Video: The Day After - "Apocalypse ... The End of the Familiar ... The Beginning of the End.  The most powerful and controversial television event of our time.  A potent drama -- probably the most controversial TV movie of its time.  Lawrence, Kansas is the very center of the United States, a small town community of good people whose daily lives embody the same hopes, dreams and fears of us all.  Then comes the day that the unthinkable happens: War is declared, and a full-scale exchange of nuclear missiles rains an atomic hell upon our very way of life.  Devastation is global, with America reduced to a ravaged wasteland of sickness, violence and death.  But for the survivors, this man-made apocalypse has only just begun.  Humanity's true horror starts on 'The Day After'.  The Day After is an astonishing glimpse into mankind's greatest nightmare and widely considered to be the most horrific depiction ever of nuclear holocaust.  Jason Robards, John Lithgow, JoBeth Williams, Amy Madigan and Steve Guttenberg lead a remarkable cast in this Emmy Award winning television landmark that continues to be one of the most disturbing -- and important -- films of our time.  The premiere of this TV movie was a major media event. No sponsors bought commercial time after the point in the movie where the nuclear war occurs, so the last half of the show was aired straight through, without commercials. ABC set up special 1-800 hotlines to calm people down during and after the original airing.  Immediately after the film's original broadcast, it was followed by a special news program, featuring a live discussion between scientist Dr. Carl Sagan (who opposed the use of nuclear weapons) and Conservative writer William F. Buckley Jr. (who promoted the concept of "nuclear deterrence"). It was during this heated discussion, aired live on network television, where Dr. Sagan introduced the world to the concept of "nuclear winter" and made his famous analogy, equating the nuclear arms race with "two men standing waist deep in gasoline; one with three matches, the other with five".  The Day After was watched by an estimated half the adult population, the largest audience for a made-for-TV movie to that time. To order: http://www.imdb.com/title/tt0085404/ ; review: http://www.museum.tv/archives/etv/D/htmlD/dayafterth/dayafter.htm .  Other films of this genre: Threads http://www.ibp-intl.demon.co.uk/nuke/threads.html ; The War Game http://www.bfi.org.uk/videocat/more/wargame/ available from www.Amazon.com 
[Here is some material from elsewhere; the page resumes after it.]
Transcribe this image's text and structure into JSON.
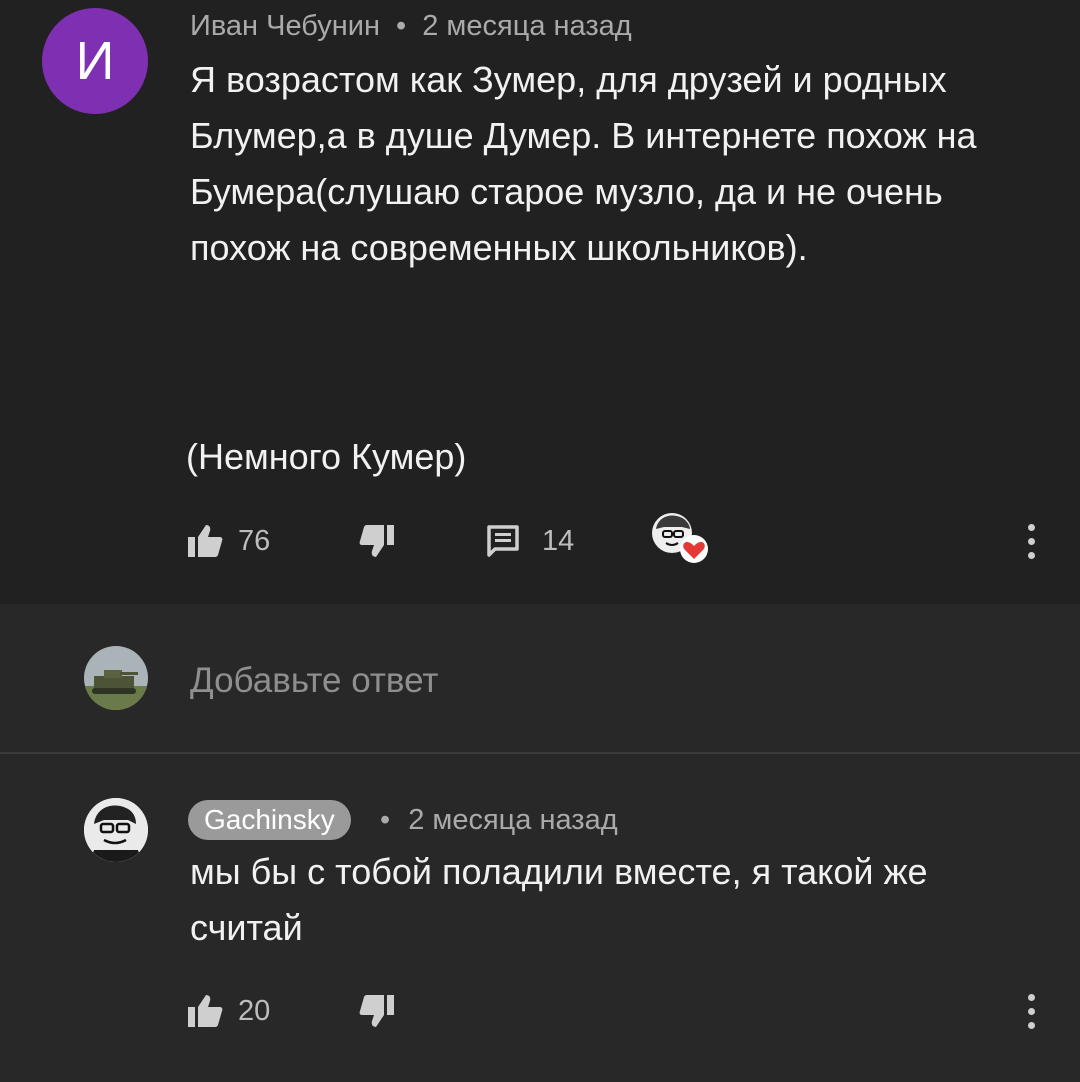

Canadian Activist Organizations Against Nuclear Weapons:

Canadian Network to Abolish Nuclear Weapons http://watserv1.uwaterloo.ca/~plough/cnanw/cnanw.html  (includes "What You Can Do" and a list of activist organizations against nuclear weapons)

Project Ploughshares: Nuclear Weapons activists:

Abolish Nuclear Weapons Control the Weapons Trade Reduce Reliance on Military Force
         Support
Project Ploughshares Build Peace and Prevent War

Physicians for Global Survival:

Canadian Coalition for Nuclear Responsibility